Exercise description - For the data below, work out how many lines include the string "name" and report only the number.

________

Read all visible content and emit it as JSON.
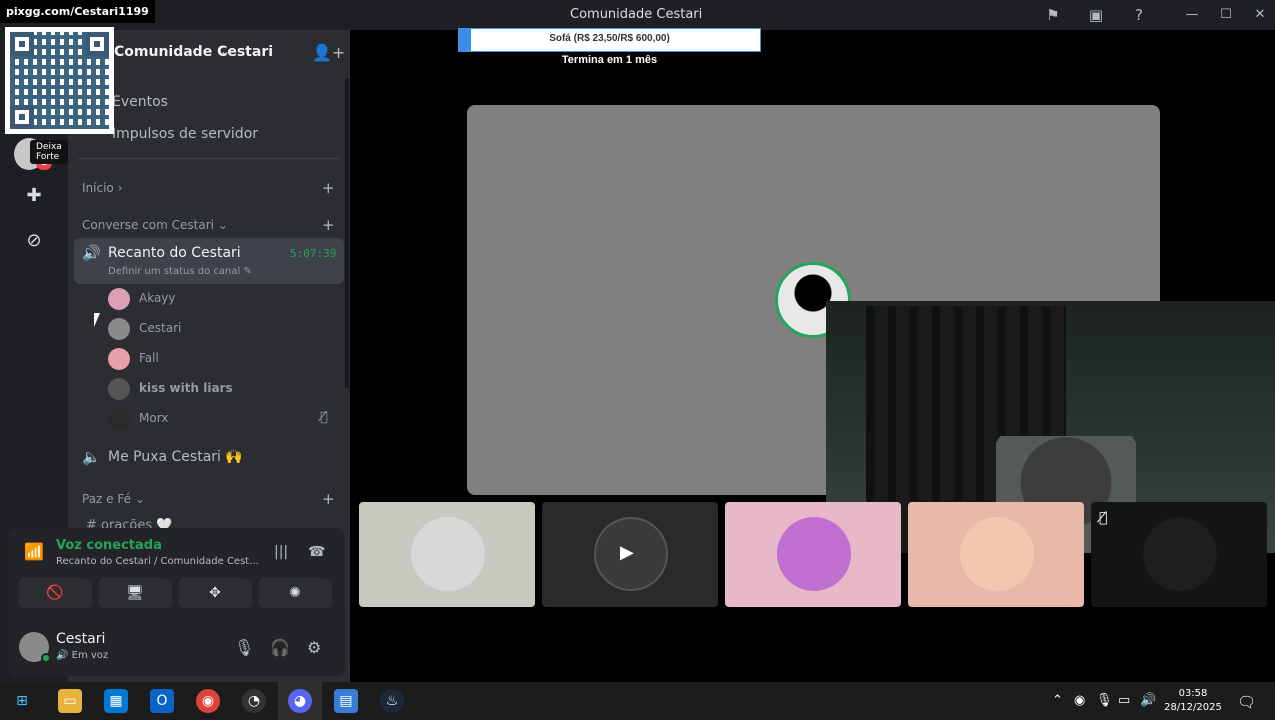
{
  "window": {
    "title": "Comunidade Cestari"
  },
  "overlay": {
    "link": "pixgg.com/Cestari1199"
  },
  "rail": {
    "tooltip": "Deixa Forte",
    "badge": "1",
    "add_icon": "plus-icon",
    "explore_icon": "compass-icon"
  },
  "server": {
    "name": "Comunidade Cestari",
    "menu": [
      "Eventos",
      "Impulsos de servidor"
    ],
    "categories": {
      "inicio": "Início",
      "converse": "Converse com Cestari",
      "paz": "Paz e Fé"
    },
    "voice_channel": {
      "name": "Recanto do Cestari",
      "timer": "5:07:39",
      "status": "Definir um status do canal"
    },
    "members": [
      {
        "name": "Akayy",
        "color": "#d9a0b5"
      },
      {
        "name": "Cestari",
        "color": "#8a8a8a"
      },
      {
        "name": "Fall",
        "color": "#e8a0a8"
      },
      {
        "name": "kiss with liars",
        "color": "#555555"
      },
      {
        "name": "Morx",
        "color": "#2a2a2a"
      }
    ],
    "voice_channel_2": "Me Puxa Cestari 🙌",
    "text_channel": "# orações 🤍"
  },
  "voice_panel": {
    "title": "Voz conectada",
    "subtitle": "Recanto do Cestari / Comunidade Cest..."
  },
  "user_panel": {
    "name": "Cestari",
    "status": "Em voz"
  },
  "stage": {
    "goal_label": "Sofá (R$ 23,50/R$ 600,00)",
    "goal_progress": 0.04,
    "goal_sub": "Termina em 1 mês"
  },
  "tiles": [
    {
      "color": "#c9c9c1",
      "circle": "#d8d8d8"
    },
    {
      "color": "#2a2a2a",
      "circle": "#3a3a3a"
    },
    {
      "color": "#e6b8c8",
      "circle": "#c070d0"
    },
    {
      "color": "#e8b8a8",
      "circle": "#f0c8b0"
    },
    {
      "color": "#141414",
      "circle": "#1e1e1e"
    }
  ],
  "taskbar": {
    "time": "03:58",
    "date": "28/12/2025"
  },
  "colors": {
    "accent_green": "#23a55a",
    "sidebar": "#2b2d31",
    "rail": "#1e1f22",
    "goal_fill": "#3a8ee6"
  }
}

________

Written reply - 8